START Records for the exercise

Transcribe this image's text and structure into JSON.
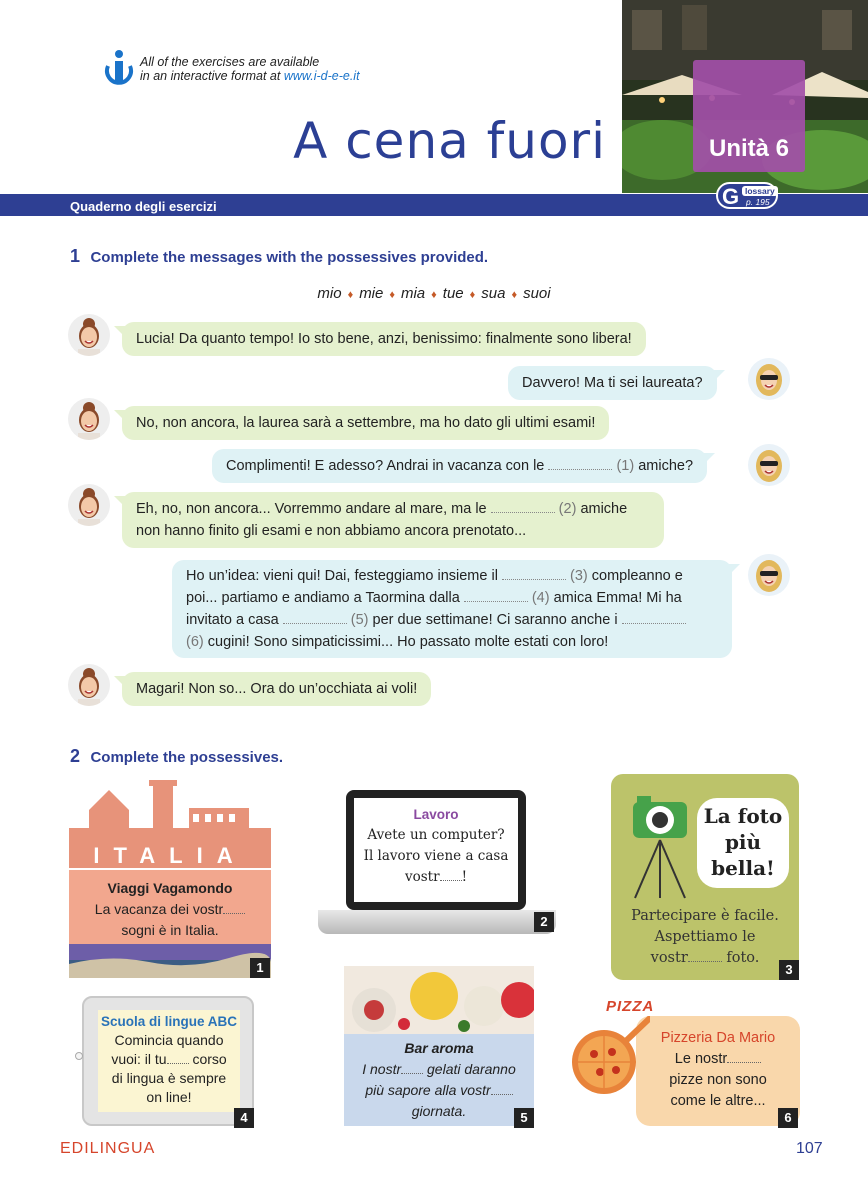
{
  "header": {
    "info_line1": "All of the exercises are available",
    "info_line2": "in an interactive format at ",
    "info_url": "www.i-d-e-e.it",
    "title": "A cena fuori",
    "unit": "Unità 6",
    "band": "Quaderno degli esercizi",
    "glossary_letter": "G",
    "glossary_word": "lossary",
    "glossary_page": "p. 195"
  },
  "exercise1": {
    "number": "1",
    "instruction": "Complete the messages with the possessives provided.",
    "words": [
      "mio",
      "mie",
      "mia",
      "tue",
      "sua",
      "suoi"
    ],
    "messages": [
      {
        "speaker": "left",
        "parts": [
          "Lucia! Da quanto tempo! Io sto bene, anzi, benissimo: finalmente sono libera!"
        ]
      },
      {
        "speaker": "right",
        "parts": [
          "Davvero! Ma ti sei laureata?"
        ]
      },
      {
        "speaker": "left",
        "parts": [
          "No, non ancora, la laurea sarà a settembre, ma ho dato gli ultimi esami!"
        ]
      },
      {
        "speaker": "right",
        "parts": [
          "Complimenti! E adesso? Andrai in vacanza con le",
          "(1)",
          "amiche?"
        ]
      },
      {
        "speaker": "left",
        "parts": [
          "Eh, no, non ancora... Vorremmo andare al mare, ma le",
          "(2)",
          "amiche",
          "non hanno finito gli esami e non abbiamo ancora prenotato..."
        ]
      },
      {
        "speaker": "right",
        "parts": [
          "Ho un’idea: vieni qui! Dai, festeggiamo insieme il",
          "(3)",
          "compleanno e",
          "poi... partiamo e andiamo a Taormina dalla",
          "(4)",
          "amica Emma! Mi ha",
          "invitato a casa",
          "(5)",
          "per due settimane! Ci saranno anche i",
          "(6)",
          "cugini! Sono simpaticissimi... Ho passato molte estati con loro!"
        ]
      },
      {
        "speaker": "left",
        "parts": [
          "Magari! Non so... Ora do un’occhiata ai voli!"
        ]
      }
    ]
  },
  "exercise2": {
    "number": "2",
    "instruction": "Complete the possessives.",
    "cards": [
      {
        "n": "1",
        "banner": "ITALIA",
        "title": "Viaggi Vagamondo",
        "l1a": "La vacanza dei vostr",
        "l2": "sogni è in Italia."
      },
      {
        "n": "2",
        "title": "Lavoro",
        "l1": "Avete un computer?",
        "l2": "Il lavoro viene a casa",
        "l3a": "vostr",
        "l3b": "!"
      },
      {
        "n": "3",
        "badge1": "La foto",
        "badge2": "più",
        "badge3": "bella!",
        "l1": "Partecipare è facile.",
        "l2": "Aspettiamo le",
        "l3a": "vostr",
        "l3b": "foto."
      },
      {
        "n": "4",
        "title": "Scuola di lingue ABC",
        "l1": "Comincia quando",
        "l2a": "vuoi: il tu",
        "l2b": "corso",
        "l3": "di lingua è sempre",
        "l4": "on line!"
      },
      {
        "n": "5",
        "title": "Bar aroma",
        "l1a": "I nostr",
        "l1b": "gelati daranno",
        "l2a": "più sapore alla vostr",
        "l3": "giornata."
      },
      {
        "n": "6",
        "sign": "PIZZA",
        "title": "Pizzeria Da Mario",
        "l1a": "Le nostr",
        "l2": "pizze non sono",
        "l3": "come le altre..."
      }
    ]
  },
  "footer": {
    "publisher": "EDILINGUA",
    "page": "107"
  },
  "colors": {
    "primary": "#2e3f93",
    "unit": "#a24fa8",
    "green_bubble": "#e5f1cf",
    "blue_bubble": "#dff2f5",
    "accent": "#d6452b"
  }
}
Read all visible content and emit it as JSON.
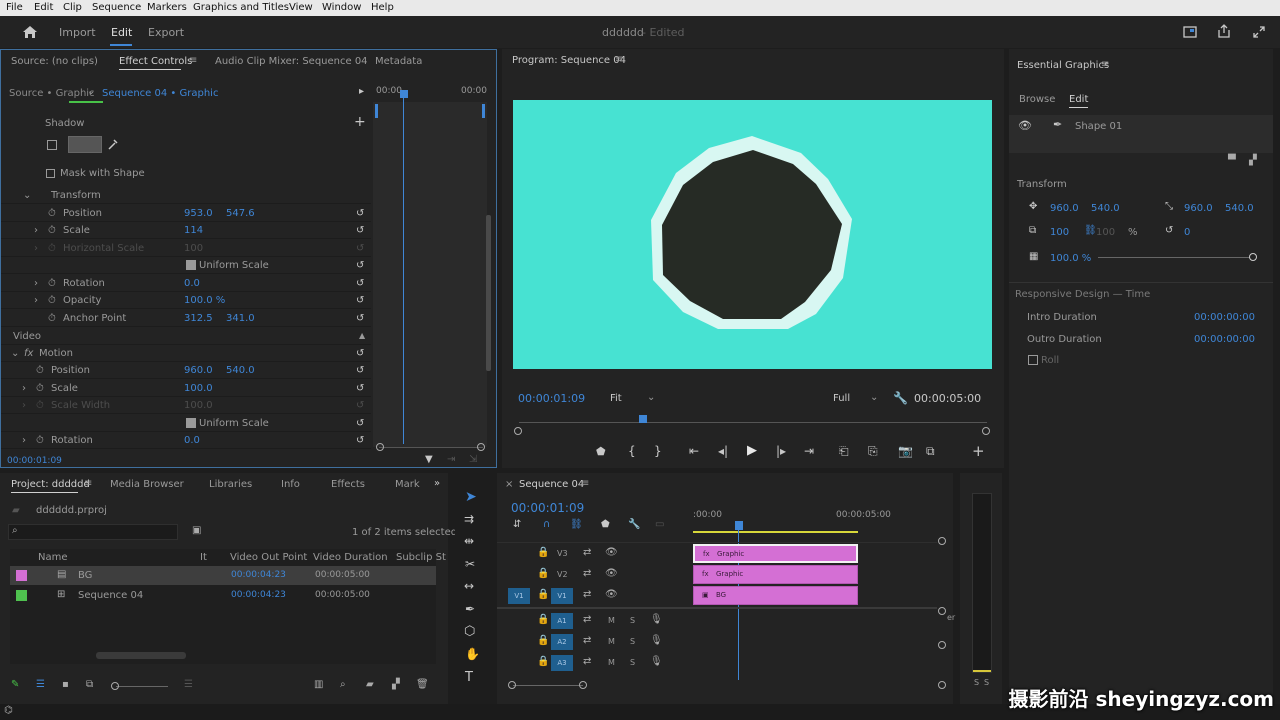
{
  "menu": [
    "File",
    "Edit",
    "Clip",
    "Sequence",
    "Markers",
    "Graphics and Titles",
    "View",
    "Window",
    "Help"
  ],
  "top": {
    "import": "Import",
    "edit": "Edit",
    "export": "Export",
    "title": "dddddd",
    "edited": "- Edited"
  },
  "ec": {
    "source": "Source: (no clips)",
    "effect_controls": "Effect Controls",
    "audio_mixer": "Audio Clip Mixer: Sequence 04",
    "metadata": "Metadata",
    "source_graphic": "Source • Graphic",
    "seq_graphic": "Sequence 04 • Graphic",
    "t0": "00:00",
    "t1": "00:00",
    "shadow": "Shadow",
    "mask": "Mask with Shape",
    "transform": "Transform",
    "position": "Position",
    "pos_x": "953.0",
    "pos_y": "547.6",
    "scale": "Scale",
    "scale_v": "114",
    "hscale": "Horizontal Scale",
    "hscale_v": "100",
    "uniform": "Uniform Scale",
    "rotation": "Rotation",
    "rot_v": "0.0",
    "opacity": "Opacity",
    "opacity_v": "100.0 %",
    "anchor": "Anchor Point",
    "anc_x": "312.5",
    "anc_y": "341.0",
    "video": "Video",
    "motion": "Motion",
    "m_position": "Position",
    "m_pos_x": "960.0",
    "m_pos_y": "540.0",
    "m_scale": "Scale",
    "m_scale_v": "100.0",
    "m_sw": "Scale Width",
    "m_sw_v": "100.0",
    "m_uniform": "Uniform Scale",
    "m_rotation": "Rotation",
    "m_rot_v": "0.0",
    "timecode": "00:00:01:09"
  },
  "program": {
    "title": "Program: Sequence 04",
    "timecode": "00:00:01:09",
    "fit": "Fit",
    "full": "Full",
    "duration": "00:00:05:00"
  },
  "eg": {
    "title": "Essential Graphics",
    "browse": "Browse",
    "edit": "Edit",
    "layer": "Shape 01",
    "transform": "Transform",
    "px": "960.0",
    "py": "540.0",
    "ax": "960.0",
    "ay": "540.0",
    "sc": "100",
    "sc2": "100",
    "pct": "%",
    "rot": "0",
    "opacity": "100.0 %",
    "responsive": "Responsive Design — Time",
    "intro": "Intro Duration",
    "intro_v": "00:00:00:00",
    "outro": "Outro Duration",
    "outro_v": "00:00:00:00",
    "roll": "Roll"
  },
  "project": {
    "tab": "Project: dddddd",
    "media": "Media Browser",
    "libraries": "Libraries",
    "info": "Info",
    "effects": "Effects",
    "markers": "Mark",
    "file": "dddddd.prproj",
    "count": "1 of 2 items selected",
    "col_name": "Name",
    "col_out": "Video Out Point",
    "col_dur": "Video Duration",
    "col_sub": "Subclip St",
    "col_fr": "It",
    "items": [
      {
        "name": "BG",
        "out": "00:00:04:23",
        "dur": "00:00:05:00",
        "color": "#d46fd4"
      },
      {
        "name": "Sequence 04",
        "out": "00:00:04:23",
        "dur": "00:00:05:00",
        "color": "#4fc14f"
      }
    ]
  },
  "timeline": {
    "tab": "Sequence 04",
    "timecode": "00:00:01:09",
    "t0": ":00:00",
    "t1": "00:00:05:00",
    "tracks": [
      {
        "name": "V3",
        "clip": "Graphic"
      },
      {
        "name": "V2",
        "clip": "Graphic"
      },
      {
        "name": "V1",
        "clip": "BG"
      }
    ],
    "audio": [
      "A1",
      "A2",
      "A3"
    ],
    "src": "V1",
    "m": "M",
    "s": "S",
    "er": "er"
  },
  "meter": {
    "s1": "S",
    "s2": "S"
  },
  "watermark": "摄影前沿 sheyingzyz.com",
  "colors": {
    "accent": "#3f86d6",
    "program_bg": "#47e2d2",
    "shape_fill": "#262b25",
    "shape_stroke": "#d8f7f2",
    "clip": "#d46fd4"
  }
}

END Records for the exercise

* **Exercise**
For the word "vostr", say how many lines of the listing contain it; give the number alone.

* **Solution below**
4